Being asked to work on commissions for wedding anniversaries and really personal pieces of art always feels like such a proud moment that is so wonderful. But I think my proudest achievement is probably working on a piece of work as part of Kirsty Allsopp’s Handmade Christmas last year; it was just such an exciting thing to be involved in a creative program like that, and very surreal to see yourself on TV afterwards!
11. What’s the biggest challenge you’ve faced in business so far?
The biggest challenge I would have to say is managing a full-time job, and all of the dozens of embroidery projects that I would love to be working on instead. It can be so hard to keep motivated to make art when you’re tired and stressed from a day job, and you only have the evening to work on the things you really want to work on.

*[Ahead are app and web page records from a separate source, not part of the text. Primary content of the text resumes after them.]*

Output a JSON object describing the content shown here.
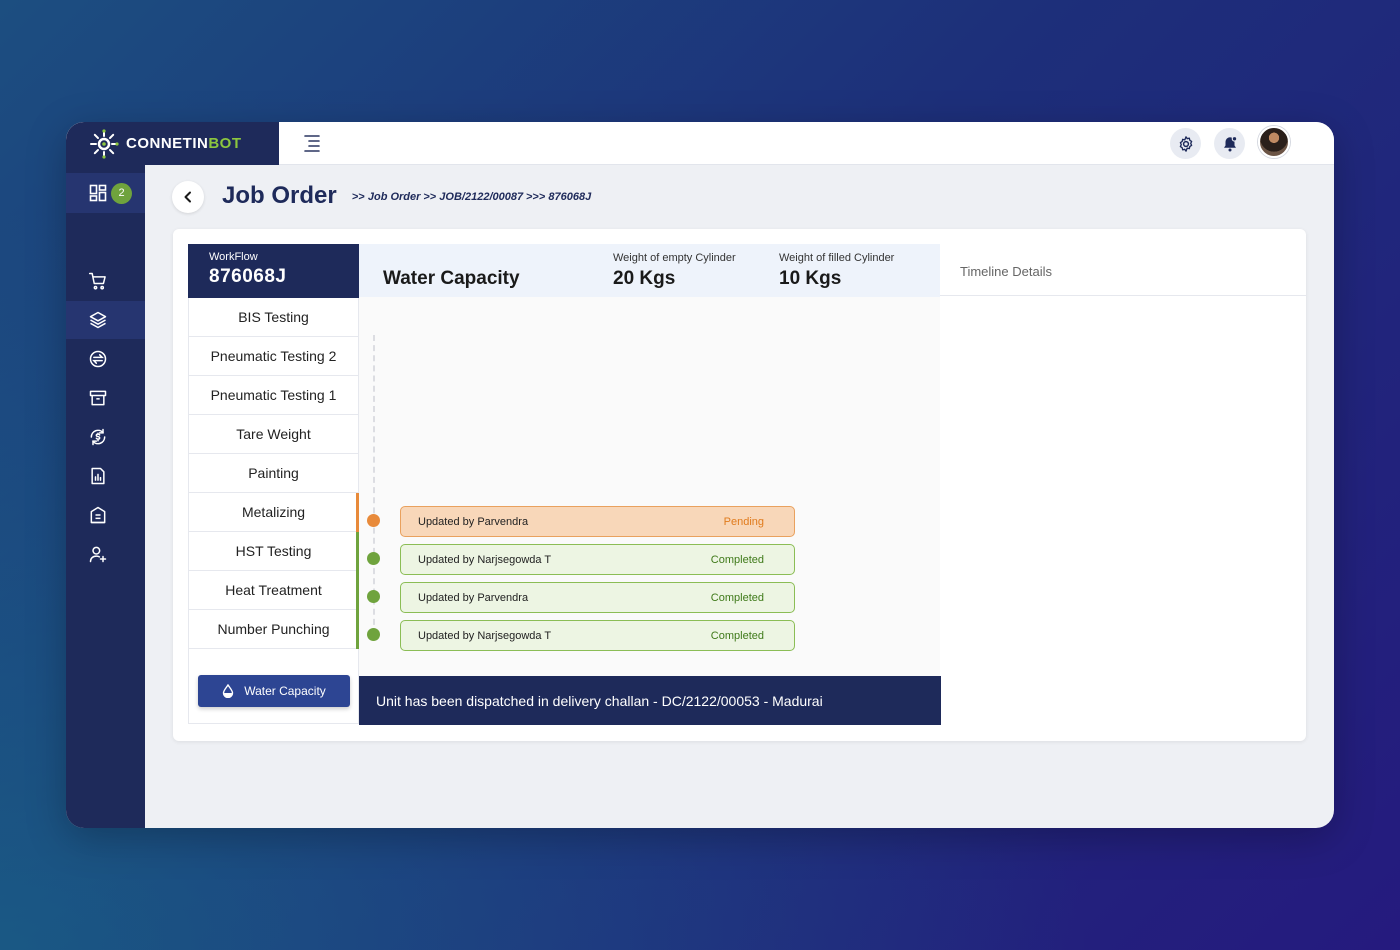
{
  "brand": {
    "name_main": "CONNETIN",
    "name_accent": "BOT"
  },
  "header_icons": [
    "settings-icon",
    "notification-bell-icon",
    "user-avatar"
  ],
  "sidebar": {
    "dashboard_badge": "2",
    "items": [
      {
        "icon": "cart-icon",
        "active": false
      },
      {
        "icon": "layers-icon",
        "active": true
      },
      {
        "icon": "exchange-icon",
        "active": false
      },
      {
        "icon": "archive-icon",
        "active": false
      },
      {
        "icon": "currency-cycle-icon",
        "active": false
      },
      {
        "icon": "report-icon",
        "active": false
      },
      {
        "icon": "building-icon",
        "active": false
      },
      {
        "icon": "add-user-icon",
        "active": false
      }
    ]
  },
  "page": {
    "title": "Job Order",
    "breadcrumb": {
      "sep1": ">>",
      "crumb1": "Job Order",
      "sep2": ">>",
      "crumb2": "JOB/2122/00087",
      "sep3": ">>>",
      "crumb3": "876068J"
    }
  },
  "workflow": {
    "label": "WorkFlow",
    "id": "876068J",
    "steps": [
      {
        "label": "BIS Testing",
        "status": "none"
      },
      {
        "label": "Pneumatic Testing 2",
        "status": "none"
      },
      {
        "label": "Pneumatic Testing 1",
        "status": "none"
      },
      {
        "label": "Tare Weight",
        "status": "none"
      },
      {
        "label": "Painting",
        "status": "none"
      },
      {
        "label": "Metalizing",
        "status": "pending"
      },
      {
        "label": "HST Testing",
        "status": "completed"
      },
      {
        "label": "Heat Treatment",
        "status": "completed"
      },
      {
        "label": "Number Punching",
        "status": "completed"
      }
    ],
    "current_button": "Water Capacity"
  },
  "detail": {
    "title": "Water Capacity",
    "empty_weight_label": "Weight of empty Cylinder",
    "empty_weight_value": "20 Kgs",
    "filled_weight_label": "Weight of filled Cylinder",
    "filled_weight_value": "10 Kgs",
    "logs": [
      {
        "text": "Updated by Parvendra",
        "status": "Pending",
        "kind": "pending"
      },
      {
        "text": "Updated by Narjsegowda T",
        "status": "Completed",
        "kind": "done"
      },
      {
        "text": "Updated by Parvendra",
        "status": "Completed",
        "kind": "done"
      },
      {
        "text": "Updated by Narjsegowda T",
        "status": "Completed",
        "kind": "done"
      }
    ],
    "dispatch_note": "Unit has been dispatched in delivery challan - DC/2122/00053 - Madurai"
  },
  "timeline": {
    "title": "Timeline Details"
  },
  "colors": {
    "navy": "#1e2a5a",
    "accent_green": "#8cc63f",
    "pending": "#e88a3a",
    "completed": "#6fa33d",
    "button_blue": "#2d4593"
  }
}
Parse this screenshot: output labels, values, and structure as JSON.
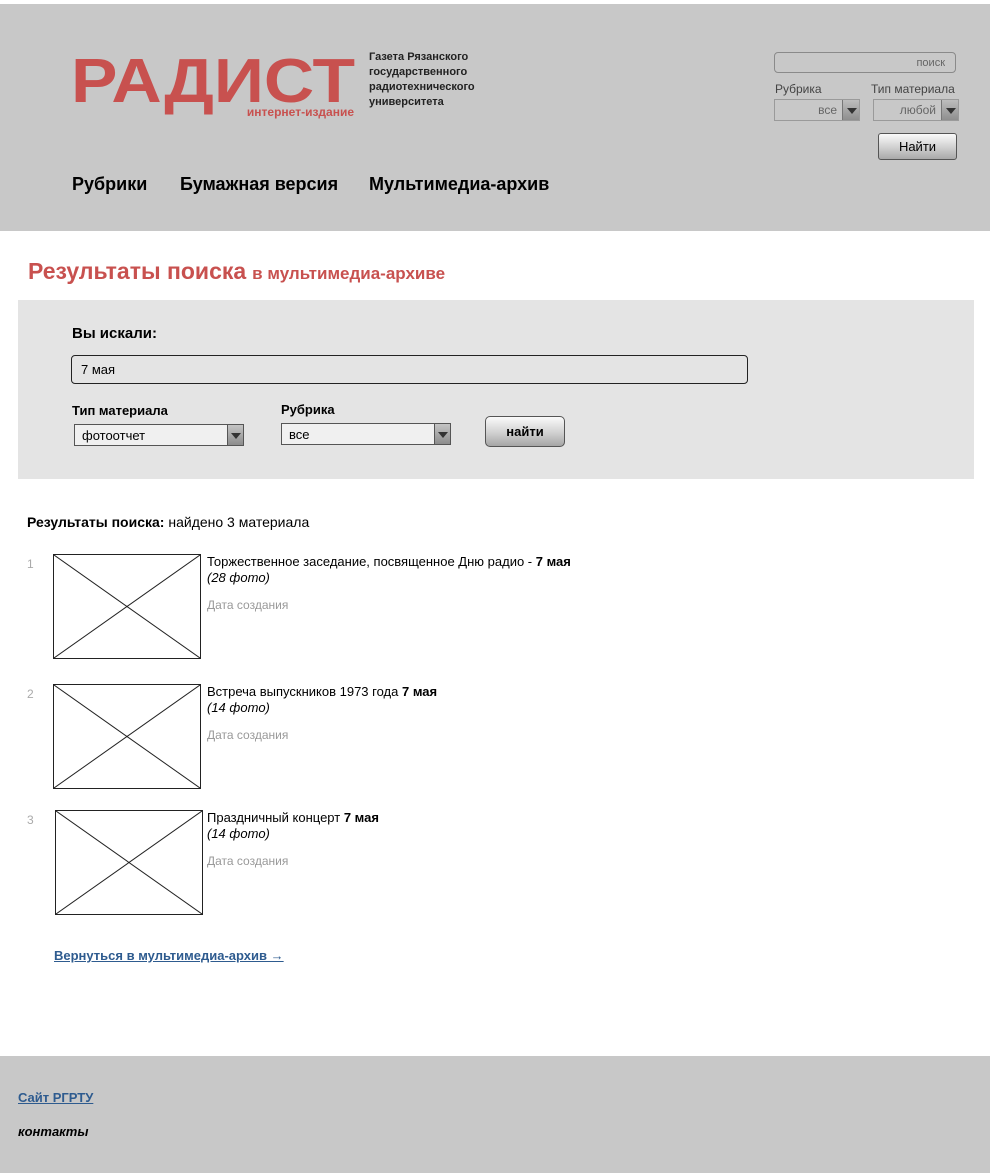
{
  "header": {
    "logo_text": "РАДИСТ",
    "logo_subtitle": "интернет-издание",
    "tagline": "Газета Рязанского государственного радиотехнического университета",
    "search_placeholder": "поиск",
    "rubric_label": "Рубрика",
    "rubric_value": "все",
    "type_label": "Тип материала",
    "type_value": "любой",
    "find_button": "Найти",
    "nav": [
      "Рубрики",
      "Бумажная версия",
      "Мультимедиа-архив"
    ]
  },
  "page_title": {
    "main": "Результаты поиска",
    "sub": "в мультимедиа-архиве"
  },
  "search_panel": {
    "heading": "Вы искали:",
    "query": "7 мая",
    "type_label": "Тип материала",
    "type_value": "фотоотчет",
    "rubric_label": "Рубрика",
    "rubric_value": "все",
    "button": "найти"
  },
  "results": {
    "summary_label": "Результаты поиска:",
    "summary_text": "найдено 3 материала",
    "items": [
      {
        "num": "1",
        "title": "Торжественное заседание, посвященное Дню радио - ",
        "title_bold": "7 мая",
        "count": "(28 фото)",
        "date": "Дата создания"
      },
      {
        "num": "2",
        "title": "Встреча выпускников 1973 года ",
        "title_bold": "7 мая",
        "count": "(14 фото)",
        "date": "Дата создания"
      },
      {
        "num": "3",
        "title": "Праздничный концерт ",
        "title_bold": "7 мая",
        "count": "(14 фото)",
        "date": "Дата создания"
      }
    ],
    "back_link": "Вернуться в мультимедиа-архив →"
  },
  "footer": {
    "site_link": "Сайт РГРТУ",
    "contacts": "контакты"
  },
  "colors": {
    "brand_red": "#c8514f",
    "header_bg": "#c8c8c8",
    "panel_bg": "#e4e4e4",
    "link_blue": "#2e5b8f"
  }
}
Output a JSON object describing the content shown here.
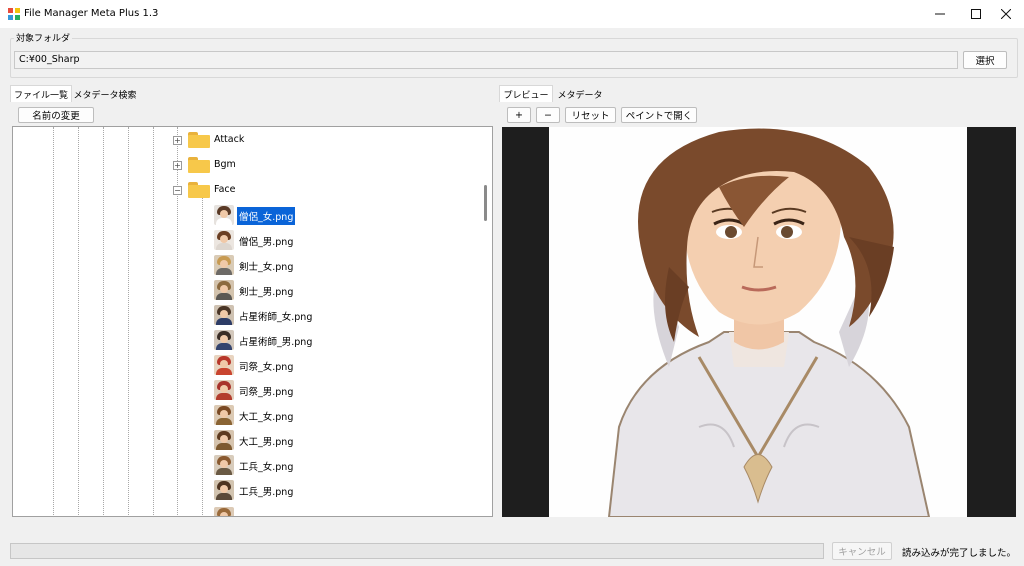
{
  "window": {
    "title": "File Manager Meta Plus 1.3",
    "controls": [
      "minimize",
      "maximize",
      "close"
    ]
  },
  "folder_group": {
    "label": "対象フォルダ",
    "path": "C:¥00_Sharp",
    "select_button": "選択"
  },
  "left_tabs": [
    {
      "label": "ファイル一覧",
      "active": true
    },
    {
      "label": "メタデータ検索",
      "active": false
    }
  ],
  "rename_button": "名前の変更",
  "tree": {
    "folders": [
      {
        "label": "Attack",
        "expanded": false
      },
      {
        "label": "Bgm",
        "expanded": false
      },
      {
        "label": "Face",
        "expanded": true
      }
    ],
    "files": [
      {
        "label": "僧侶_女.png",
        "selected": true
      },
      {
        "label": "僧侶_男.png",
        "selected": false
      },
      {
        "label": "剣士_女.png",
        "selected": false
      },
      {
        "label": "剣士_男.png",
        "selected": false
      },
      {
        "label": "占星術師_女.png",
        "selected": false
      },
      {
        "label": "占星術師_男.png",
        "selected": false
      },
      {
        "label": "司祭_女.png",
        "selected": false
      },
      {
        "label": "司祭_男.png",
        "selected": false
      },
      {
        "label": "大工_女.png",
        "selected": false
      },
      {
        "label": "大工_男.png",
        "selected": false
      },
      {
        "label": "工兵_女.png",
        "selected": false
      },
      {
        "label": "工兵_男.png",
        "selected": false
      }
    ]
  },
  "right_tabs": [
    {
      "label": "プレビュー",
      "active": true
    },
    {
      "label": "メタデータ",
      "active": false
    }
  ],
  "preview_toolbar": {
    "zoom_in": "+",
    "zoom_out": "−",
    "reset": "リセット",
    "open_in_paint": "ペイントで開く"
  },
  "footer": {
    "cancel_button": "キャンセル",
    "status": "読み込みが完了しました。"
  },
  "colors": {
    "selection": "#0a64d8",
    "folder": "#f7c84a",
    "preview_background": "#1e1e1e"
  }
}
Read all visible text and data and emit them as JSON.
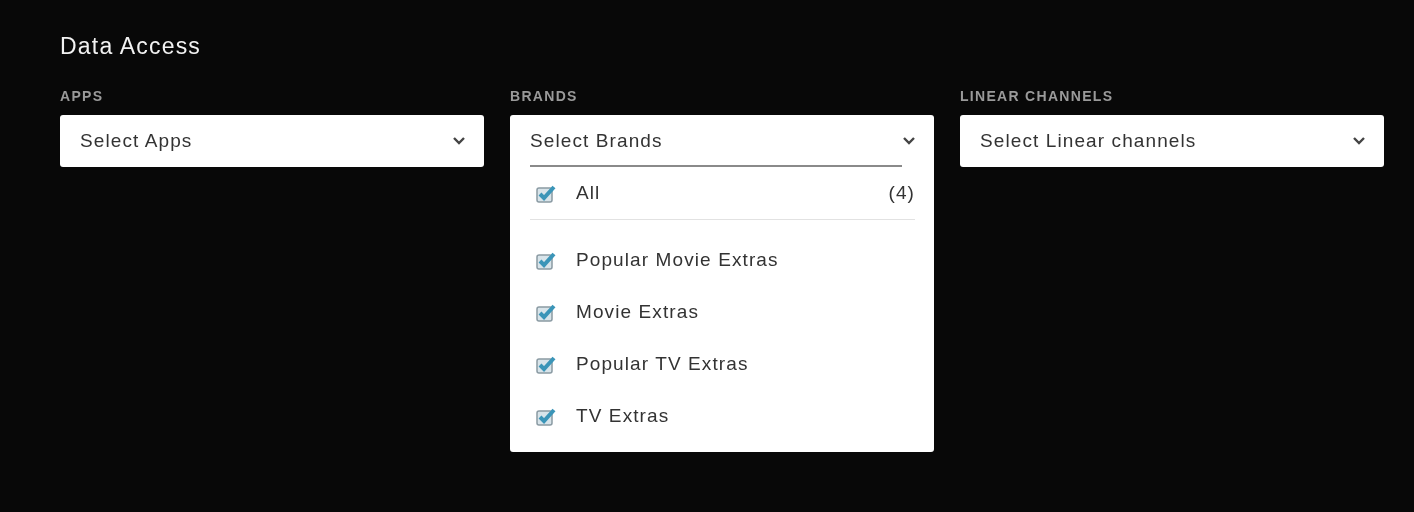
{
  "section": {
    "title": "Data Access"
  },
  "filters": [
    {
      "label": "APPS",
      "placeholder": "Select Apps",
      "expanded": false
    },
    {
      "label": "BRANDS",
      "placeholder": "Select Brands",
      "expanded": true,
      "all_option": {
        "label": "All",
        "count": "(4)",
        "checked": true
      },
      "options": [
        {
          "label": "Popular Movie Extras",
          "checked": true
        },
        {
          "label": "Movie Extras",
          "checked": true
        },
        {
          "label": "Popular TV Extras",
          "checked": true
        },
        {
          "label": "TV Extras",
          "checked": true
        }
      ]
    },
    {
      "label": "LINEAR CHANNELS",
      "placeholder": "Select Linear channels",
      "expanded": false
    }
  ]
}
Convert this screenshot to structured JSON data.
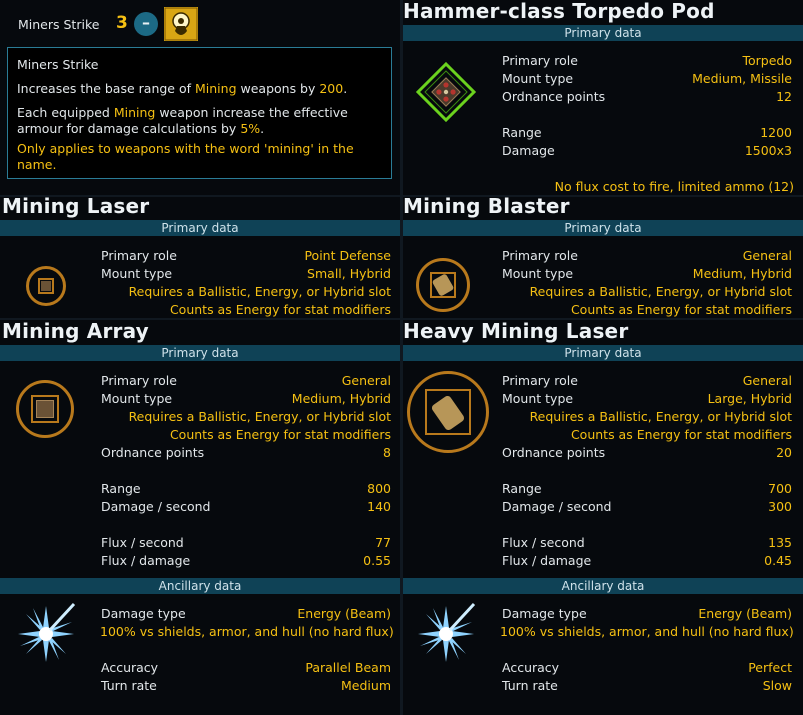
{
  "skill": {
    "name": "Miners Strike",
    "rank": "3",
    "minus_label": "–",
    "tooltip": {
      "title": "Miners Strike",
      "line1_a": "Increases the base range of ",
      "line1_hl": "Mining",
      "line1_b": " weapons by ",
      "line1_num": "200",
      "line1_end": ".",
      "line2_a": "Each equipped ",
      "line2_hl": "Mining",
      "line2_b": " weapon increase the effective",
      "line3_a": "armour for damage calculations by ",
      "line3_num": "5%",
      "line3_end": ".",
      "line4": "Only applies to weapons with the word 'mining' in the",
      "line5": "name."
    },
    "icon": "skill-hand-icon"
  },
  "torpedo": {
    "title": "Hammer-class Torpedo Pod",
    "section": "Primary data",
    "rows": [
      {
        "label": "Primary role",
        "value": "Torpedo"
      },
      {
        "label": "Mount type",
        "value": "Medium, Missile"
      },
      {
        "label": "Ordnance points",
        "value": "12"
      },
      {
        "label": "Range",
        "value": "1200"
      },
      {
        "label": "Damage",
        "value": "1500x3"
      }
    ],
    "note": "No flux cost to fire, limited ammo (12)",
    "icon": "torpedo-pod-icon"
  },
  "mining_laser": {
    "title": "Mining Laser",
    "section": "Primary data",
    "rows": [
      {
        "label": "Primary role",
        "value": "Point Defense"
      },
      {
        "label": "Mount type",
        "value": "Small, Hybrid"
      }
    ],
    "req": "Requires a Ballistic, Energy, or Hybrid slot",
    "counts": "Counts as Energy for stat modifiers",
    "icon": "mining-laser-icon"
  },
  "mining_blaster": {
    "title": "Mining Blaster",
    "section": "Primary data",
    "rows": [
      {
        "label": "Primary role",
        "value": "General"
      },
      {
        "label": "Mount type",
        "value": "Medium, Hybrid"
      }
    ],
    "req": "Requires a Ballistic, Energy, or Hybrid slot",
    "counts": "Counts as Energy for stat modifiers",
    "icon": "mining-blaster-icon"
  },
  "mining_array": {
    "title": "Mining Array",
    "section": "Primary data",
    "rows": [
      {
        "label": "Primary role",
        "value": "General"
      },
      {
        "label": "Mount type",
        "value": "Medium, Hybrid"
      }
    ],
    "req": "Requires a Ballistic, Energy, or Hybrid slot",
    "counts": "Counts as Energy for stat modifiers",
    "stats": [
      {
        "label": "Ordnance points",
        "value": "8"
      },
      {
        "label": "Range",
        "value": "800"
      },
      {
        "label": "Damage / second",
        "value": "140"
      },
      {
        "label": "Flux / second",
        "value": "77"
      },
      {
        "label": "Flux / damage",
        "value": "0.55"
      }
    ],
    "ancillary": {
      "section": "Ancillary data",
      "damage_type_label": "Damage type",
      "damage_type_value": "Energy (Beam)",
      "vs_note": "100% vs shields, armor, and hull (no hard flux)",
      "accuracy_label": "Accuracy",
      "accuracy_value": "Parallel Beam",
      "turn_label": "Turn rate",
      "turn_value": "Medium"
    },
    "icon": "mining-array-icon"
  },
  "heavy_mining_laser": {
    "title": "Heavy Mining Laser",
    "section": "Primary data",
    "rows": [
      {
        "label": "Primary role",
        "value": "General"
      },
      {
        "label": "Mount type",
        "value": "Large, Hybrid"
      }
    ],
    "req": "Requires a Ballistic, Energy, or Hybrid slot",
    "counts": "Counts as Energy for stat modifiers",
    "stats": [
      {
        "label": "Ordnance points",
        "value": "20"
      },
      {
        "label": "Range",
        "value": "700"
      },
      {
        "label": "Damage / second",
        "value": "300"
      },
      {
        "label": "Flux / second",
        "value": "135"
      },
      {
        "label": "Flux / damage",
        "value": "0.45"
      }
    ],
    "ancillary": {
      "section": "Ancillary data",
      "damage_type_label": "Damage type",
      "damage_type_value": "Energy (Beam)",
      "vs_note": "100% vs shields, armor, and hull (no hard flux)",
      "accuracy_label": "Accuracy",
      "accuracy_value": "Perfect",
      "turn_label": "Turn rate",
      "turn_value": "Slow"
    },
    "icon": "heavy-mining-laser-icon"
  }
}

12. What are your top tips for an artist who's looking to start selling their work alongside a full-time job?
Keeping track of the amount of time you’re spending on each piece of work is so important, particularly if you work late into the night or between other things. It’s so easy to lose track, and then when it comes to pricing for your work, you’re underselling your time and your work.
13. If you could go back in time and give your younger self one piece of advice, what would it be?
Try not to compare your work to other people, and don’t stress so much about finding a style, let it develop on its own. Oh, and buy an embroidery hoop stand immediately, your back will thank you in the future!
14. And finally, what does the end of 2017 and beyond hold for you and your business?
I've just finished my Stitchtober project (see above), making a small embroidery every day for the month of October, and I have some exciting commissions coming up for the end of the year. Past that, I really hope to start working on some costume/fashion embroidery soon, so that’s an avenue of work that I’m looking to explore next.
Images by Adam Pritchett